On the morning of the 4th January 1945 the 17th Airborne’s infantry attacked at 0815 hours, after a ten-minute artillery preparation, during which we fired 225 rounds.  Lieutenant “Woody” Wood and Jim Teehan were out as Forward Observers with the 192nd Parachute Infantry.  The inexperienced Airborne troops lived up to our expectations.  They test fired their weapons just prior to attacking, and had a very rough day against determined, seasoned, enemy troops.  That evening the Germans counter-attacked and the Airborne infantry started pell-mell out of the town they had fought all day to capture.  The Germans used several tanks in the night attack, and even though tanks were not very effective in night fighting, they terrified the inexperienced Airborne troops.  Woody and Teehan were in the town with them and were largely if not completely responsible for halting their flight and convincing them they could hold the town with heavy artillery fire.  Both had gained the confidence of the infantry during the day’s fighting with heavy and accurate artillery fire against the Germans, and proceeded to destroy the German night counter-attack with artillery fire from our battalion and others.
Several people were in the CP that evening, listening on the radio to Woody and Teehan conducting fire and describing what the paratroopers were doing.  It was touch and go for a while, and the outcome was in doubt.  For a while there was talk of alerting the batteries of the possibility of an infantry attack.  Altogether, the Battalion fired 1538 rounds that day, a new high.
On January 17, at 1500 hours, the 802nd Field Artillery Battalion was relieved from assignment to the U.S. Third Army in the U.S. 12th Army Group, and assigned to the U.S. Seventh Army in the U.S. 6th Army Group.  We had been forewarned of this change and advance parties had departed early in the morning.  It was a long, cold, motor march, south to the Vosges Mountain, area.  We were sandwiched in between elements of the 10th Armored Division CCB.   Major Sparks decided we would spend the night in the town of Messancy, Belgium.  Except for one person per truck, everyone found some place to sleep, mostly in civilian homes at the homeowner’s invitation or at least willingness, some in a confortable hayloft. 
Information taken from History of the 802nd F.A.Bn by Marvin Gwin and William Whiting.
Source: Bulge Bugle February 2011

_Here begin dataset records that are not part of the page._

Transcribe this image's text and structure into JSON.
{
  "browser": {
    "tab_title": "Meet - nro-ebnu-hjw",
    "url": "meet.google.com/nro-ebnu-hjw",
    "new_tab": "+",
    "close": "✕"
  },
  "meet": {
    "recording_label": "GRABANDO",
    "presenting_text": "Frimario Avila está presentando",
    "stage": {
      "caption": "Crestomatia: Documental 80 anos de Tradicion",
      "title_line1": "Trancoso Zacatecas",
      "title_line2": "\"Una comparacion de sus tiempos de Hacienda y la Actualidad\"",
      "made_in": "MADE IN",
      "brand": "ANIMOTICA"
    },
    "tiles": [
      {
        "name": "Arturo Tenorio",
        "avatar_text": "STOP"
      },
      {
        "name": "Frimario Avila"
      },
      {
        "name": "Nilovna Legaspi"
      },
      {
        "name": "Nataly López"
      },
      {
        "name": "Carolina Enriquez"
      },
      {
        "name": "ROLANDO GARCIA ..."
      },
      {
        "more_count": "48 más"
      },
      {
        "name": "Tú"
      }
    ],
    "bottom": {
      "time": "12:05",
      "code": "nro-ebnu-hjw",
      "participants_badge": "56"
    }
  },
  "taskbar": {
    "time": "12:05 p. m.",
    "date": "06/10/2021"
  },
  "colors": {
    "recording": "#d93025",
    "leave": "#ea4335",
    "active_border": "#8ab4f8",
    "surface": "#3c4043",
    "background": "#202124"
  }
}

By Capt William B WHITING

& Russell WALKER

Photo: Capt William B WHITING 

802nd Field Artillery Bn

3rd Army


Battle of the Bulge,